WHAT SHOULD I EXPECT AFTER A MYOMECTOMY?
How soon can I drive?
It is illegal to drive within 24 hours of a General Anaesthetic, therefore it is important that you arrange for someone to pick you up from the hospital.
Most patients feel ready to drive again after 3 days, however for your own safety; you should not drive until you have stopped taking any strong pain medications, and feel comfortable that you can break in a hurry.
Other Post Operative Restrictions
Other restrictions on travel, sporting activities, diet or medications will be outlined to you by your doctor
STAGES OF RECOVERY AFTER A MYOMECTOMY
Depending on the type of Myomectomy the recovery times will vary.
As part of the Care Plan, your Post Treatment Reviews will be also outlined in your Recovery timeline
POSSIBLE RISK OR COMPLICATIONS OF A MYOMECTOMY
Complications of the surgery include
- the possibility of significant blood loss,
- the risk of Adhesion or scar formation around the uterus or within its cavity, and
- the possible need to deliver a child in the future via cesarean section to avoid uterine rupture
Recurrance of Fibroids after a Myomectomy
It may not be possible to remove all lesions, nor will the operation prevent new Fibroids from growing.
Development of new Fibroids is not uncommon for patients undergoing a myomectomy
Myomectomy During Pregnancy
Fibroids tend to grow during pregnancy but only the large ones causing endometrial cavity distortion could interfere with the growing pregnancy directly.
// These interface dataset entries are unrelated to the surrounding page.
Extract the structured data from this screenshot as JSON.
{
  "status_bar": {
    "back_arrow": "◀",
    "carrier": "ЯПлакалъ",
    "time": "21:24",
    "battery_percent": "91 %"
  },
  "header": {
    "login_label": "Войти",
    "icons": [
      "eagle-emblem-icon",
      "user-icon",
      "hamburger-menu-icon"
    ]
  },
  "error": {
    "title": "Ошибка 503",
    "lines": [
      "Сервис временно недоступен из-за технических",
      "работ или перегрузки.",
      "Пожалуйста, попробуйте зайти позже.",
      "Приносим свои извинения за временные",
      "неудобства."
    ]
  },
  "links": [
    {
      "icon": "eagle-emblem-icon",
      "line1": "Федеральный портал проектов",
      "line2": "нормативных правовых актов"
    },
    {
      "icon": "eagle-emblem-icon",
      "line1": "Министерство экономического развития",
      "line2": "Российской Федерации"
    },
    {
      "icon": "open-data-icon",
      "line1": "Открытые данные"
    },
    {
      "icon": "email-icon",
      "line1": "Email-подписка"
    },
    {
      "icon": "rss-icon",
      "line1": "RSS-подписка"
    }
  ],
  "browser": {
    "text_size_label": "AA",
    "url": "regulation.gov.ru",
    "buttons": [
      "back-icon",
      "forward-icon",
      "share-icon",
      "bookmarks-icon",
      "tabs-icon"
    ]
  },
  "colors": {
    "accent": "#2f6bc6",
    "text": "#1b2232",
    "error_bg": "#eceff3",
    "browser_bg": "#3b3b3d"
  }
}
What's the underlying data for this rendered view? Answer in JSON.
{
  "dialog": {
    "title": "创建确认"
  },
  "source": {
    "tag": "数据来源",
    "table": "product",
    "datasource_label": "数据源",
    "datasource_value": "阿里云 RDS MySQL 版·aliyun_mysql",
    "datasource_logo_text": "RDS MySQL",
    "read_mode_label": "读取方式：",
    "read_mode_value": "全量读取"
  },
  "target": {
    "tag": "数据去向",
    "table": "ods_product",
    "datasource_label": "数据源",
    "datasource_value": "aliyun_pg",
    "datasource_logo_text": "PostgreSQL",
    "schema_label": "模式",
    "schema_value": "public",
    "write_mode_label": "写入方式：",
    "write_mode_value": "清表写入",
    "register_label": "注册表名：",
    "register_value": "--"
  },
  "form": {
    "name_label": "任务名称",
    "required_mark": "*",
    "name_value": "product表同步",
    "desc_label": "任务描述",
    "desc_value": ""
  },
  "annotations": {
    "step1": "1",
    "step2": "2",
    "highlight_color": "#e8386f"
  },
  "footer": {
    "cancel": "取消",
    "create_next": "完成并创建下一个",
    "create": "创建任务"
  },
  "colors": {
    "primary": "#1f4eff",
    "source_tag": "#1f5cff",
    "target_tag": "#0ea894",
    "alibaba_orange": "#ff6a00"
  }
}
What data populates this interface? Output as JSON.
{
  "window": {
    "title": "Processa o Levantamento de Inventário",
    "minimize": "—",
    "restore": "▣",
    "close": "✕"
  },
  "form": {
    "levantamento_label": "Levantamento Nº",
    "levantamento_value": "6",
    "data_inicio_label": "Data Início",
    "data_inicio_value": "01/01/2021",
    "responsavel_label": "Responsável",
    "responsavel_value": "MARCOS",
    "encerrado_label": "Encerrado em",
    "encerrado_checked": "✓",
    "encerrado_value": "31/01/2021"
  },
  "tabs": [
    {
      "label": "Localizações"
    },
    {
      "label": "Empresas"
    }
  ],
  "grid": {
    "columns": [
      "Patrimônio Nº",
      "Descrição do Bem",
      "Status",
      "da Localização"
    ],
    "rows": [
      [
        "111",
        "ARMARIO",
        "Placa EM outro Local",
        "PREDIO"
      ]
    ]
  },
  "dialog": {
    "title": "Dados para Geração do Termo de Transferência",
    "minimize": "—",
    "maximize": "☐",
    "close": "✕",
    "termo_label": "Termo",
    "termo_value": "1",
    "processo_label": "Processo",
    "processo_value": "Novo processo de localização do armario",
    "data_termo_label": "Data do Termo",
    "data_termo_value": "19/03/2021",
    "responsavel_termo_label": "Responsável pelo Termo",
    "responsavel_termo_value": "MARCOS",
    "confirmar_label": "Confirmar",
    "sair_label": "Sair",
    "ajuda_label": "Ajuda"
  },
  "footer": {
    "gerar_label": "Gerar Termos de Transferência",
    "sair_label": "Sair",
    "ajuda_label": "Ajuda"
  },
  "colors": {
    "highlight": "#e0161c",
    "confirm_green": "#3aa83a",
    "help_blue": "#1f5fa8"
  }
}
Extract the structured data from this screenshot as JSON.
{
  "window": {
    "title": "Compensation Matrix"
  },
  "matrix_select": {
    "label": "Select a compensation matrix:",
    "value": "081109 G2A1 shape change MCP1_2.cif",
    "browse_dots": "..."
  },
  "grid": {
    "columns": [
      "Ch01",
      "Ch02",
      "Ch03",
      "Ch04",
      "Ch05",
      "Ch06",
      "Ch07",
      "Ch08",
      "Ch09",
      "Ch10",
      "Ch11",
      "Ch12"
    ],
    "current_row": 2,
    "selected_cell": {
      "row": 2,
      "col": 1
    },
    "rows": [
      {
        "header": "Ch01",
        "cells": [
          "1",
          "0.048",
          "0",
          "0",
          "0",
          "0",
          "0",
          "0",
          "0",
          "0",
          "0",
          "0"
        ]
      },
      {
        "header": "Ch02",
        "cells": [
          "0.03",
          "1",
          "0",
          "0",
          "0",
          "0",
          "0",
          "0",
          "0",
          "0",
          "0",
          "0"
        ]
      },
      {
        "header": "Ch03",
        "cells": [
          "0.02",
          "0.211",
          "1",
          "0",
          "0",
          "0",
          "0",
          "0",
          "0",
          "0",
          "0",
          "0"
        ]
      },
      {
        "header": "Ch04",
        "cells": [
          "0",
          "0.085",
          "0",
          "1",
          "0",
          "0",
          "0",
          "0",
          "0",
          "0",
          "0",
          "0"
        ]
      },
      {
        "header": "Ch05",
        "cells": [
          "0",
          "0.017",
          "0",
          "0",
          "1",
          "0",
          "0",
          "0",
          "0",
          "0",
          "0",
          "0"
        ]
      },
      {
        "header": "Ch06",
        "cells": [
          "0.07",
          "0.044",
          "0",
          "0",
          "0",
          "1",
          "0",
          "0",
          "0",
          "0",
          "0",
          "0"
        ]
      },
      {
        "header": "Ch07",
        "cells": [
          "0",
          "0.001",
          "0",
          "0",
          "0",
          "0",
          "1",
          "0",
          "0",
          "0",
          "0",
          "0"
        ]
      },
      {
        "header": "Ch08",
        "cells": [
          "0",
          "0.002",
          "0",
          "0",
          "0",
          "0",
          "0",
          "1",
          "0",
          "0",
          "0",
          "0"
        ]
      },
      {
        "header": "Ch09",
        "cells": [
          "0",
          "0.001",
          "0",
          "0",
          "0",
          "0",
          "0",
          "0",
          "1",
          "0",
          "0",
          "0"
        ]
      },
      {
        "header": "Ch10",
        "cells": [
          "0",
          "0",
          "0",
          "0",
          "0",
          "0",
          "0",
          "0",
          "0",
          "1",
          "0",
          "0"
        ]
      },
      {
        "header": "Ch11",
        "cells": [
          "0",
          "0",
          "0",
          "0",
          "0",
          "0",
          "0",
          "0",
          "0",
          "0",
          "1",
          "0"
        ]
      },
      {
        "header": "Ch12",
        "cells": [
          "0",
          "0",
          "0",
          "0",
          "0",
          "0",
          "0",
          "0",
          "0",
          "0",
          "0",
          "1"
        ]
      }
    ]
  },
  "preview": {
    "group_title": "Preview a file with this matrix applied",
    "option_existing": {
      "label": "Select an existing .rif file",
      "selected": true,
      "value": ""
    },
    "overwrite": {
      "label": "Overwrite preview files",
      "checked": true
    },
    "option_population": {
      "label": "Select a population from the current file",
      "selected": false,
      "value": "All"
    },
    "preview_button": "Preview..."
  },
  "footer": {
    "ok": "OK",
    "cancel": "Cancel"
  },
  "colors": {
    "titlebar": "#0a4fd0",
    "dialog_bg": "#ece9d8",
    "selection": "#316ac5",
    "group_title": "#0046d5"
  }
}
Generally, surgeons tend to stay away from operative interventions during the pregnancy because of the risk of haemorrhage and the concern that the pregnancy may be interrupted.
After a pregnancy, myomas tend to shrink naturally. However, in selected cases, myomectomy may become necessary during pregnancy, or also at the time of a caesarean section to gain access to the baby.
WHAT ARE THE ALTERNATIVES TO A MYOMECTOMY?
Differences between treatments - comparison table